If a line holds an image, leave the image out; write out everything else in the records exactly.

Extracted material –
>>>

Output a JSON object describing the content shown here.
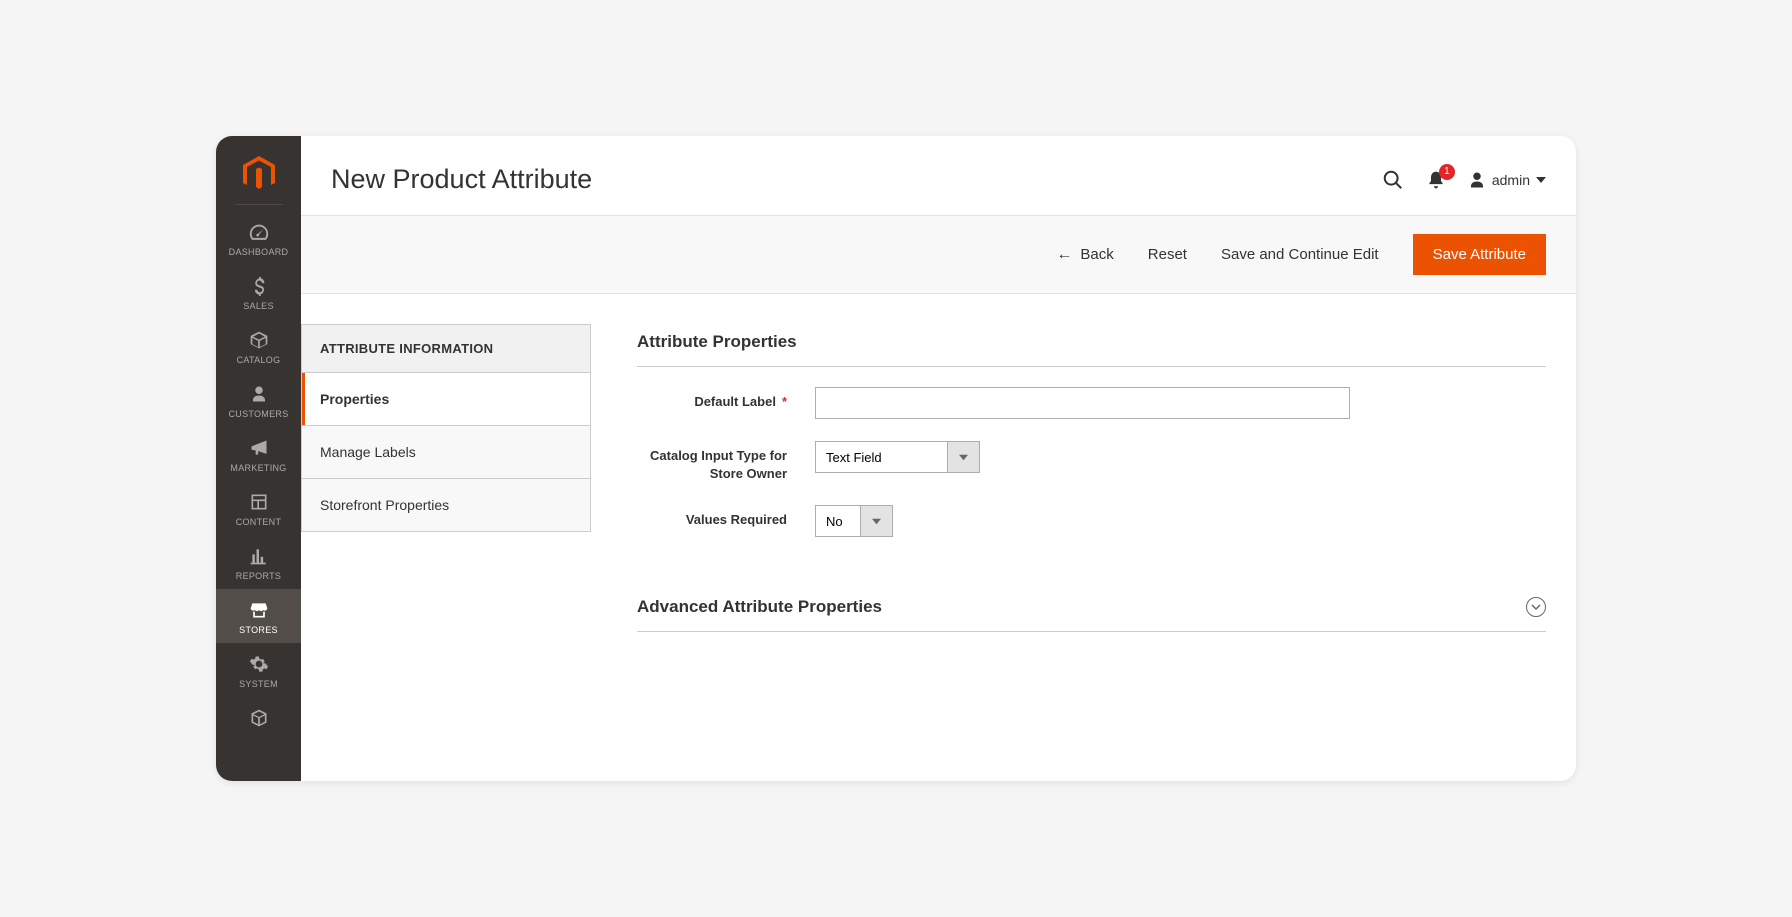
{
  "sidebar": {
    "items": [
      {
        "label": "DASHBOARD"
      },
      {
        "label": "SALES"
      },
      {
        "label": "CATALOG"
      },
      {
        "label": "CUSTOMERS"
      },
      {
        "label": "MARKETING"
      },
      {
        "label": "CONTENT"
      },
      {
        "label": "REPORTS"
      },
      {
        "label": "STORES"
      },
      {
        "label": "SYSTEM"
      },
      {
        "label": ""
      }
    ]
  },
  "header": {
    "title": "New Product Attribute",
    "notif_count": "1",
    "user": "admin"
  },
  "actions": {
    "back": "Back",
    "reset": "Reset",
    "save_continue": "Save and Continue Edit",
    "save": "Save Attribute"
  },
  "tabs": {
    "header": "ATTRIBUTE INFORMATION",
    "items": [
      {
        "label": "Properties"
      },
      {
        "label": "Manage Labels"
      },
      {
        "label": "Storefront Properties"
      }
    ]
  },
  "form": {
    "section1": "Attribute Properties",
    "fields": {
      "default_label": {
        "label": "Default Label",
        "value": ""
      },
      "input_type": {
        "label": "Catalog Input Type for Store Owner",
        "value": "Text Field"
      },
      "values_required": {
        "label": "Values Required",
        "value": "No"
      }
    },
    "section2": "Advanced Attribute Properties"
  }
}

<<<

Solved problem –
Output a JSON object describing the content shown here.
{
  "sidebar": {
    "items": [
      {
        "label": "DASHBOARD"
      },
      {
        "label": "SALES"
      },
      {
        "label": "CATALOG"
      },
      {
        "label": "CUSTOMERS"
      },
      {
        "label": "MARKETING"
      },
      {
        "label": "CONTENT"
      },
      {
        "label": "REPORTS"
      },
      {
        "label": "STORES"
      },
      {
        "label": "SYSTEM"
      },
      {
        "label": ""
      }
    ]
  },
  "header": {
    "title": "New Product Attribute",
    "notif_count": "1",
    "user": "admin"
  },
  "actions": {
    "back": "Back",
    "reset": "Reset",
    "save_continue": "Save and Continue Edit",
    "save": "Save Attribute"
  },
  "tabs": {
    "header": "ATTRIBUTE INFORMATION",
    "items": [
      {
        "label": "Properties"
      },
      {
        "label": "Manage Labels"
      },
      {
        "label": "Storefront Properties"
      }
    ]
  },
  "form": {
    "section1": "Attribute Properties",
    "fields": {
      "default_label": {
        "label": "Default Label",
        "value": ""
      },
      "input_type": {
        "label": "Catalog Input Type for Store Owner",
        "value": "Text Field"
      },
      "values_required": {
        "label": "Values Required",
        "value": "No"
      }
    },
    "section2": "Advanced Attribute Properties"
  }
}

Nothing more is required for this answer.